05/11/2007 12:00AM

Minister's Bid drops down off long layoff


LOUISVILLE, Ky. - The last two times Minister's Bid raced, he competed against Bernardini, last year's champion 3-year-old colt.

Sunday, when Minister's Bid makes his first start as a 4-year-old, the competition is decidedly easier. He is entered against six second-level allowance runners in the ninth race, a $52,500 race going seven furlongs on the Churchill Downs main track.

Coming off a runner-up finish in the Grade 2 Jim Dandy and a sixth-place finish in the Grade 1 Travers, Minister's Bid is the class of the race and has been installed as the 3-5 morning-line favorite.

Trainer John Ward also has high expectations this year for the colt, a son of Deputy Minister who won his first two starts before the two losses in the Jim Dandy and Travers.

Minister's Bid will still need to overcome a lengthy layoff to win. He has not raced since the Aug. 26 Travers, a race in which he was beaten 21 lengths by Bernardini after getting pinched back at the start. The colt has battled recurring quarter cracks since that race.

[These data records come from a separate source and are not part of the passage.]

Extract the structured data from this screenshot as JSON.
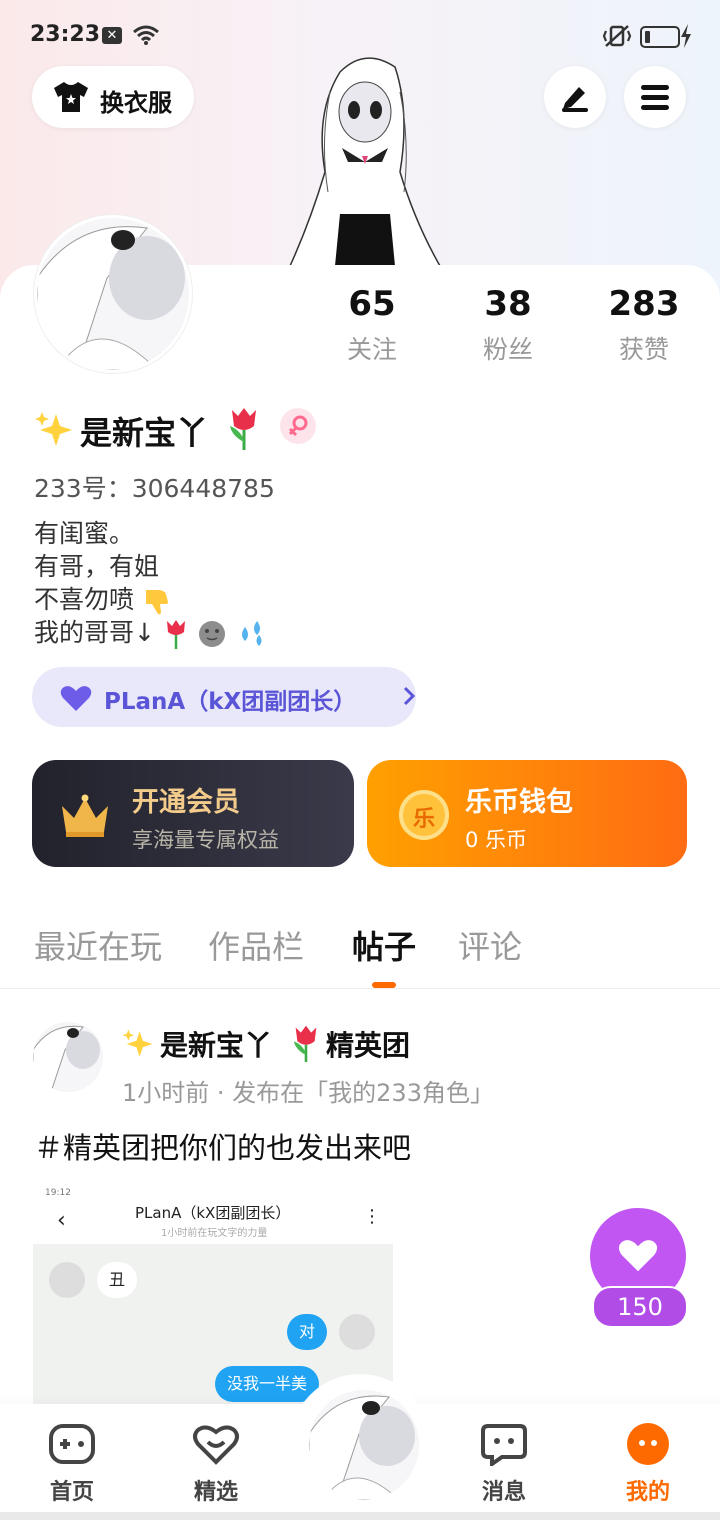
{
  "status_bar": {
    "time": "23:23",
    "x_badge": "✕"
  },
  "header": {
    "dress_label": "换衣服"
  },
  "stats": [
    {
      "value": "65",
      "label": "关注"
    },
    {
      "value": "38",
      "label": "粉丝"
    },
    {
      "value": "283",
      "label": "获赞"
    }
  ],
  "profile": {
    "name": "是新宝丫",
    "id_text": "233号：306448785",
    "bio": [
      "有闺蜜。",
      "有哥，有姐",
      "不喜勿喷",
      "我的哥哥↓"
    ]
  },
  "group_tag": {
    "label": "PLanA（kX团副团长）"
  },
  "vip_card": {
    "title": "开通会员",
    "subtitle": "享海量专属权益"
  },
  "coin_card": {
    "icon_char": "乐",
    "title": "乐币钱包",
    "subtitle": "0 乐币"
  },
  "tabs": [
    {
      "label": "最近在玩",
      "active": false
    },
    {
      "label": "作品栏",
      "active": false
    },
    {
      "label": "帖子",
      "active": true
    },
    {
      "label": "评论",
      "active": false
    }
  ],
  "post": {
    "author": "是新宝丫",
    "group": "精英团",
    "meta": "1小时前 · 发布在「我的233角色」",
    "text": "＃精英团把你们的也发出来吧",
    "screenshot": {
      "status": "19:12",
      "title": "PLanA（kX团副团长）",
      "subtitle": "1小时前在玩文字的力量",
      "messages": [
        "丑",
        "对",
        "没我一半美"
      ]
    },
    "likes": "150"
  },
  "nav": [
    {
      "label": "首页",
      "icon": "gamepad-icon"
    },
    {
      "label": "精选",
      "icon": "heart-smile-icon"
    },
    {
      "label": "",
      "icon": "avatar-center"
    },
    {
      "label": "消息",
      "icon": "chat-icon"
    },
    {
      "label": "我的",
      "icon": "profile-icon",
      "active": true
    }
  ],
  "colors": {
    "accent": "#ff6a00",
    "purple": "#c256f2",
    "gold": "#f3cb8a",
    "tag_text": "#5a54d6"
  }
}
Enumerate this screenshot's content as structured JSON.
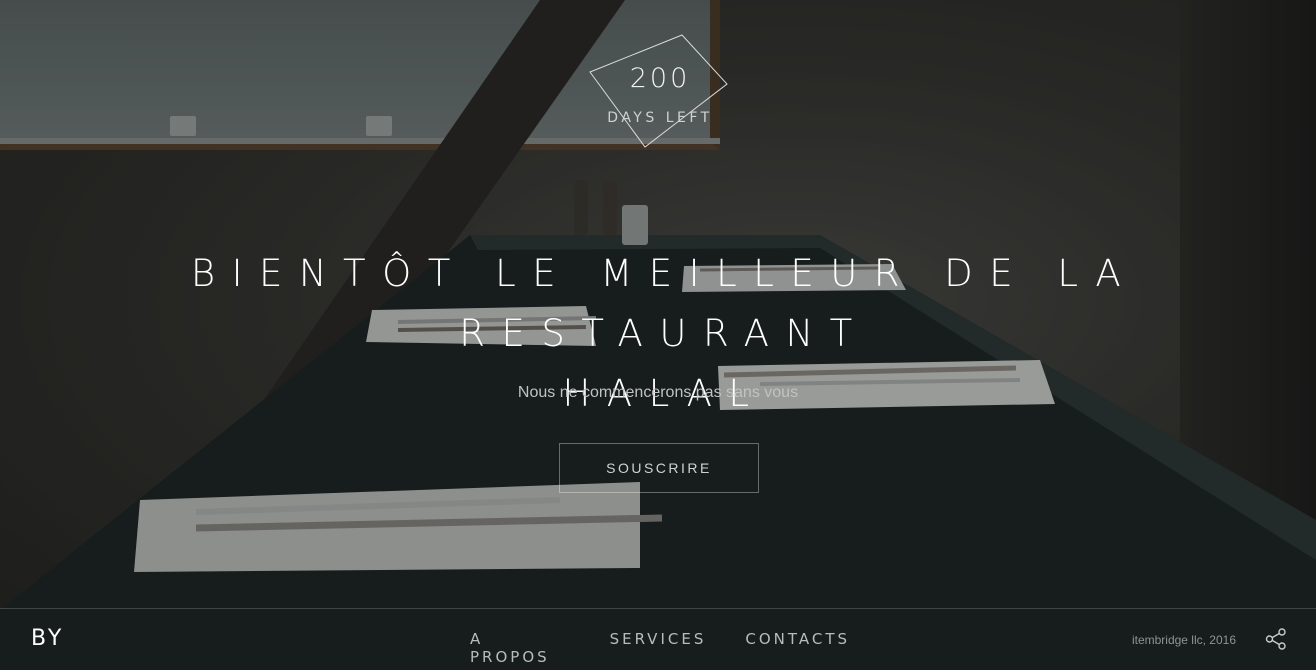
{
  "countdown": {
    "number": "200",
    "label": "DAYS LEFT"
  },
  "hero": {
    "title_line1": "BIENTÔT LE MEILLEUR DE LA RESTAURANT",
    "title_line2": "HALAL",
    "subtitle": "Nous ne commencerons pas sans vous",
    "subscribe_label": "SOUSCRIRE"
  },
  "footer": {
    "logo": "BY",
    "nav": [
      "A PROPOS",
      "SERVICES",
      "CONTACTS"
    ],
    "copyright": "itembridge llc, 2016",
    "share_icon": "share-icon"
  }
}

Ward said Friday that he hopes the quarter cracks are in the past. He said training over the synthetic Polytrack surface at Keeneland since April has helped his horse get back to the races.

"I'm looking for a good race unless it turns out to be a hard racetrack," he said of the Churchill strip.

Minister's Bid, a winner of 2 of 4 starts and $178,825 for owner John Oxley, has worked three times at Keeneland in the last month after breezing at Gulfstream Park over the winter. Rafael Bejarano has the mount

Forest Phantom heads the opposition. Although not as accomplished as Minister's Bid, he is fit and sharp. Last month at Keeneland, while Minister's Bid was working toward his comeback race, Forest Phantom raced twice. He was second, beaten a nose, in an allowance April 7, and returned to finish a close third in a similar race April 18.

He appears well suited to the seven-furlong distance of Sunday's race, as does Minister's Bid. The issue with Forest Phantom is the move to dirt. He has run on either turf or Polytrack in his last seven races, and acts like a faster horse on those surfaces.

In contrast, West to Durango is more effective on dirt. He won his last race April 13 on the Hawthorne main track, rallying from eighth to win an entry-level allowance by 6 1/2 lengths.